__WORK TASK__. This exercise calls for an exact copy of the data below.
[[ RECORDS PROVIDED open ]]
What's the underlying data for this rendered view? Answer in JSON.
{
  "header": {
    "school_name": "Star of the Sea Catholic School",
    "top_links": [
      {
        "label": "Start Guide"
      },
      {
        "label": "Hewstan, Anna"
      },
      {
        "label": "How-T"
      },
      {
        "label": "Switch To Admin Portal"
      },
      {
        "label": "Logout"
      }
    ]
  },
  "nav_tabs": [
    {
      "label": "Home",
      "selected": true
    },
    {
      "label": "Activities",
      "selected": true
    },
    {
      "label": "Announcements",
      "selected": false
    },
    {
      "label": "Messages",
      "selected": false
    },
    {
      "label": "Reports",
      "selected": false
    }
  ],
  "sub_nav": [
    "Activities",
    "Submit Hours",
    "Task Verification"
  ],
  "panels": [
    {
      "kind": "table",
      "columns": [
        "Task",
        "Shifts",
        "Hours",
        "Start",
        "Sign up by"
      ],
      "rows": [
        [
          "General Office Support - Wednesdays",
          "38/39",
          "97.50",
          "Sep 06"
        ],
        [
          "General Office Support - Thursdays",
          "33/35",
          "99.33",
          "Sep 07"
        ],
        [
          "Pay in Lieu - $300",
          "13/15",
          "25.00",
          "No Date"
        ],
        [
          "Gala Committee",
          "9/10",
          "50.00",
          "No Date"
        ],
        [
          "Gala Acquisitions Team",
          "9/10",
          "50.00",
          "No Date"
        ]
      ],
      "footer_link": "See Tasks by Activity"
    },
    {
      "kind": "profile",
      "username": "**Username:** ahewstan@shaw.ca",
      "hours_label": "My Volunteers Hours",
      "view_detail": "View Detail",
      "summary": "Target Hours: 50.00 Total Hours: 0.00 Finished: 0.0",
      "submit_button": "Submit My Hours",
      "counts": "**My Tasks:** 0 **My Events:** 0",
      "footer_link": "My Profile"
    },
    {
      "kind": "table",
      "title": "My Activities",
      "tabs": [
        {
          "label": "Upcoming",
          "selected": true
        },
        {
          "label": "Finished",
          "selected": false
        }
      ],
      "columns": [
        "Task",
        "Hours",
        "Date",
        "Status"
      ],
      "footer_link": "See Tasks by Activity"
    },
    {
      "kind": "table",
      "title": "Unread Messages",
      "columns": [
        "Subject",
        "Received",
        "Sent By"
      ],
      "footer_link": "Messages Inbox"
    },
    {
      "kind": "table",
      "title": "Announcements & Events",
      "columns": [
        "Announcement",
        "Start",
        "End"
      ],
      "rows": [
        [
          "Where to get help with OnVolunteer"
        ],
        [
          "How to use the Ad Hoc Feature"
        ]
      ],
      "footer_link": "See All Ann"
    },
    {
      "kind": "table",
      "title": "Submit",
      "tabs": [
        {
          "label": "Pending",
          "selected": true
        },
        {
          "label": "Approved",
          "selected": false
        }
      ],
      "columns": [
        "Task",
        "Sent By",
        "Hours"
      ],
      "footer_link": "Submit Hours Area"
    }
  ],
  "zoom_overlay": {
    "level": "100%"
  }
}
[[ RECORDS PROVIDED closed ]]
__EXERCISE RESULT__.
What's the underlying data for this rendered view? Answer in JSON.
{
  "header": {
    "school_name": "Star of the Sea Catholic School",
    "top_links": [
      {
        "label": "Start Guide"
      },
      {
        "label": "Hewstan, Anna"
      },
      {
        "label": "How-T"
      },
      {
        "label": "Switch To Admin Portal"
      },
      {
        "label": "Logout"
      }
    ]
  },
  "nav_tabs": [
    {
      "label": "Home",
      "selected": true
    },
    {
      "label": "Activities",
      "selected": true
    },
    {
      "label": "Announcements",
      "selected": false
    },
    {
      "label": "Messages",
      "selected": false
    },
    {
      "label": "Reports",
      "selected": false
    }
  ],
  "sub_nav": [
    "Activities",
    "Submit Hours",
    "Task Verification"
  ],
  "panels": [
    {
      "kind": "table",
      "columns": [
        "Task",
        "Shifts",
        "Hours",
        "Start",
        "Sign up by"
      ],
      "rows": [
        [
          "General Office Support - Wednesdays",
          "38/39",
          "97.50",
          "Sep 06"
        ],
        [
          "General Office Support - Thursdays",
          "33/35",
          "99.33",
          "Sep 07"
        ],
        [
          "Pay in Lieu - $300",
          "13/15",
          "25.00",
          "No Date"
        ],
        [
          "Gala Committee",
          "9/10",
          "50.00",
          "No Date"
        ],
        [
          "Gala Acquisitions Team",
          "9/10",
          "50.00",
          "No Date"
        ]
      ],
      "footer_link": "See Tasks by Activity"
    },
    {
      "kind": "profile",
      "username": "**Username:** ahewstan@shaw.ca",
      "hours_label": "My Volunteers Hours",
      "view_detail": "View Detail",
      "summary": "Target Hours: 50.00 Total Hours: 0.00 Finished: 0.0",
      "submit_button": "Submit My Hours",
      "counts": "**My Tasks:** 0 **My Events:** 0",
      "footer_link": "My Profile"
    },
    {
      "kind": "table",
      "title": "My Activities",
      "tabs": [
        {
          "label": "Upcoming",
          "selected": true
        },
        {
          "label": "Finished",
          "selected": false
        }
      ],
      "columns": [
        "Task",
        "Hours",
        "Date",
        "Status"
      ],
      "footer_link": "See Tasks by Activity"
    },
    {
      "kind": "table",
      "title": "Unread Messages",
      "columns": [
        "Subject",
        "Received",
        "Sent By"
      ],
      "footer_link": "Messages Inbox"
    },
    {
      "kind": "table",
      "title": "Announcements & Events",
      "columns": [
        "Announcement",
        "Start",
        "End"
      ],
      "rows": [
        [
          "Where to get help with OnVolunteer"
        ],
        [
          "How to use the Ad Hoc Feature"
        ]
      ],
      "footer_link": "See All Ann"
    },
    {
      "kind": "table",
      "title": "Submit",
      "tabs": [
        {
          "label": "Pending",
          "selected": true
        },
        {
          "label": "Approved",
          "selected": false
        }
      ],
      "columns": [
        "Task",
        "Sent By",
        "Hours"
      ],
      "footer_link": "Submit Hours Area"
    }
  ],
  "zoom_overlay": {
    "level": "100%"
  }
}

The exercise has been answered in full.